THE PROBLEM:
Exact reproduction is required for all entries.

Items from a data source
┏━━

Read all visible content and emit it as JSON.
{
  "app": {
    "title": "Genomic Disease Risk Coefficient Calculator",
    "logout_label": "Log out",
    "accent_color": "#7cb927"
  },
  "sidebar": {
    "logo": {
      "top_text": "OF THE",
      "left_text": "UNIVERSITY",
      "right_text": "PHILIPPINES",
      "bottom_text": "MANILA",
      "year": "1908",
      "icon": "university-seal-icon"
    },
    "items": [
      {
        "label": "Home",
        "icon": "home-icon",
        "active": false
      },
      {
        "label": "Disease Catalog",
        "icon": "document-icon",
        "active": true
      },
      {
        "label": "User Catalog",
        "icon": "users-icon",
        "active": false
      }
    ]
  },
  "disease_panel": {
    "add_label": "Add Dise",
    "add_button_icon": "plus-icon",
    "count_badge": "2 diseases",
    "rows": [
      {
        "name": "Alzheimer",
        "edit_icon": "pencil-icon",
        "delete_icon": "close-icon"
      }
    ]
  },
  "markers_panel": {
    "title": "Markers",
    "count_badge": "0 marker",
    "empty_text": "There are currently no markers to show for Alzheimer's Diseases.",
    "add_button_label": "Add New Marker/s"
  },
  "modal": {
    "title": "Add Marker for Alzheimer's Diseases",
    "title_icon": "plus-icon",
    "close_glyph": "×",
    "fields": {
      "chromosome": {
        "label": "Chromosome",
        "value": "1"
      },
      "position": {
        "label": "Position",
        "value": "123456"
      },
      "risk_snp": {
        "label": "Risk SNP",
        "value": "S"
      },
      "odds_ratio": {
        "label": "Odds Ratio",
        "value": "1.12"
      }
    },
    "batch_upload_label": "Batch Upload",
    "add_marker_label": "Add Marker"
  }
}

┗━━

THE COMPLETED TASK:
Read all visible content and emit it as JSON.
{
  "app": {
    "title": "Genomic Disease Risk Coefficient Calculator",
    "logout_label": "Log out",
    "accent_color": "#7cb927"
  },
  "sidebar": {
    "logo": {
      "top_text": "OF THE",
      "left_text": "UNIVERSITY",
      "right_text": "PHILIPPINES",
      "bottom_text": "MANILA",
      "year": "1908",
      "icon": "university-seal-icon"
    },
    "items": [
      {
        "label": "Home",
        "icon": "home-icon",
        "active": false
      },
      {
        "label": "Disease Catalog",
        "icon": "document-icon",
        "active": true
      },
      {
        "label": "User Catalog",
        "icon": "users-icon",
        "active": false
      }
    ]
  },
  "disease_panel": {
    "add_label": "Add Dise",
    "add_button_icon": "plus-icon",
    "count_badge": "2 diseases",
    "rows": [
      {
        "name": "Alzheimer",
        "edit_icon": "pencil-icon",
        "delete_icon": "close-icon"
      }
    ]
  },
  "markers_panel": {
    "title": "Markers",
    "count_badge": "0 marker",
    "empty_text": "There are currently no markers to show for Alzheimer's Diseases.",
    "add_button_label": "Add New Marker/s"
  },
  "modal": {
    "title": "Add Marker for Alzheimer's Diseases",
    "title_icon": "plus-icon",
    "close_glyph": "×",
    "fields": {
      "chromosome": {
        "label": "Chromosome",
        "value": "1"
      },
      "position": {
        "label": "Position",
        "value": "123456"
      },
      "risk_snp": {
        "label": "Risk SNP",
        "value": "S"
      },
      "odds_ratio": {
        "label": "Odds Ratio",
        "value": "1.12"
      }
    },
    "batch_upload_label": "Batch Upload",
    "add_marker_label": "Add Marker"
  }
}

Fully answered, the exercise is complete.